= Task instructions =
Respond with nothing but the number of lines in this data that include the word "kind".

BEGIN

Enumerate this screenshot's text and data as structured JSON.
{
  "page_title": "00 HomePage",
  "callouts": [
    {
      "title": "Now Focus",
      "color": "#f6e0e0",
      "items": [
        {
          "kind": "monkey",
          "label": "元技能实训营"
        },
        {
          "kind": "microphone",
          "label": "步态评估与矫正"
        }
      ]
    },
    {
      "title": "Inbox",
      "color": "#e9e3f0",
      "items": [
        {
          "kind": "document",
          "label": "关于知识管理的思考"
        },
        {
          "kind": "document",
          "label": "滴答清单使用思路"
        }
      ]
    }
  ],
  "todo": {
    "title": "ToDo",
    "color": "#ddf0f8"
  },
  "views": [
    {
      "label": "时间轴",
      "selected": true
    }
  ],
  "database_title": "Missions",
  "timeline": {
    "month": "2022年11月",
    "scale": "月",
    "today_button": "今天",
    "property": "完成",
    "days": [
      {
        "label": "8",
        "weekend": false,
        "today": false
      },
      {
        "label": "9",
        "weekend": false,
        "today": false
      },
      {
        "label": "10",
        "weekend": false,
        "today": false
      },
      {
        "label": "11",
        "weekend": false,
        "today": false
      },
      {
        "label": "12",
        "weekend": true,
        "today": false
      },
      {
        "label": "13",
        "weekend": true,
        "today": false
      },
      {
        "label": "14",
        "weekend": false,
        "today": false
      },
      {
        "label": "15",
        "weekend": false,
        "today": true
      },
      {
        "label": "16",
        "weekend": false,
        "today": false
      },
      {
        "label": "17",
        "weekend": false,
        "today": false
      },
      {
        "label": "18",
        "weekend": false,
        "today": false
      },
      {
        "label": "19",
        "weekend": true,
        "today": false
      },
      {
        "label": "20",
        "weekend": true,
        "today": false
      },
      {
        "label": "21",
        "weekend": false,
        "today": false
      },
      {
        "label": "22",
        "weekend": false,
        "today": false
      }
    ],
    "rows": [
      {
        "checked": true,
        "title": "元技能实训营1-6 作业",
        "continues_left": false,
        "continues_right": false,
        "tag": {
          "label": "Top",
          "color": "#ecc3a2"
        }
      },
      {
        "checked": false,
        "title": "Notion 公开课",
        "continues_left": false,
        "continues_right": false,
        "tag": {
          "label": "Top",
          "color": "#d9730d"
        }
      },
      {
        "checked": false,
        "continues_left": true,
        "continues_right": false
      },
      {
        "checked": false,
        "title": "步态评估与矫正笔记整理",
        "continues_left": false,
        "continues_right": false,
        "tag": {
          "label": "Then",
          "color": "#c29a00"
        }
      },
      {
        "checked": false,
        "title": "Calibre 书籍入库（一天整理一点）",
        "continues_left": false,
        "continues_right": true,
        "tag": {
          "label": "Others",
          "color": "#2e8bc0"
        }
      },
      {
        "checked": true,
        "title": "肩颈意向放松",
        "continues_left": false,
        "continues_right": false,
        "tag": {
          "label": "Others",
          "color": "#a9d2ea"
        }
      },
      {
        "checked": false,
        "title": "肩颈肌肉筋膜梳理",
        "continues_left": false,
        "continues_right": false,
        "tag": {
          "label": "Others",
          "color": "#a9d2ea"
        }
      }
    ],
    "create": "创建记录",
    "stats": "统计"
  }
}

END

= Answer below =
4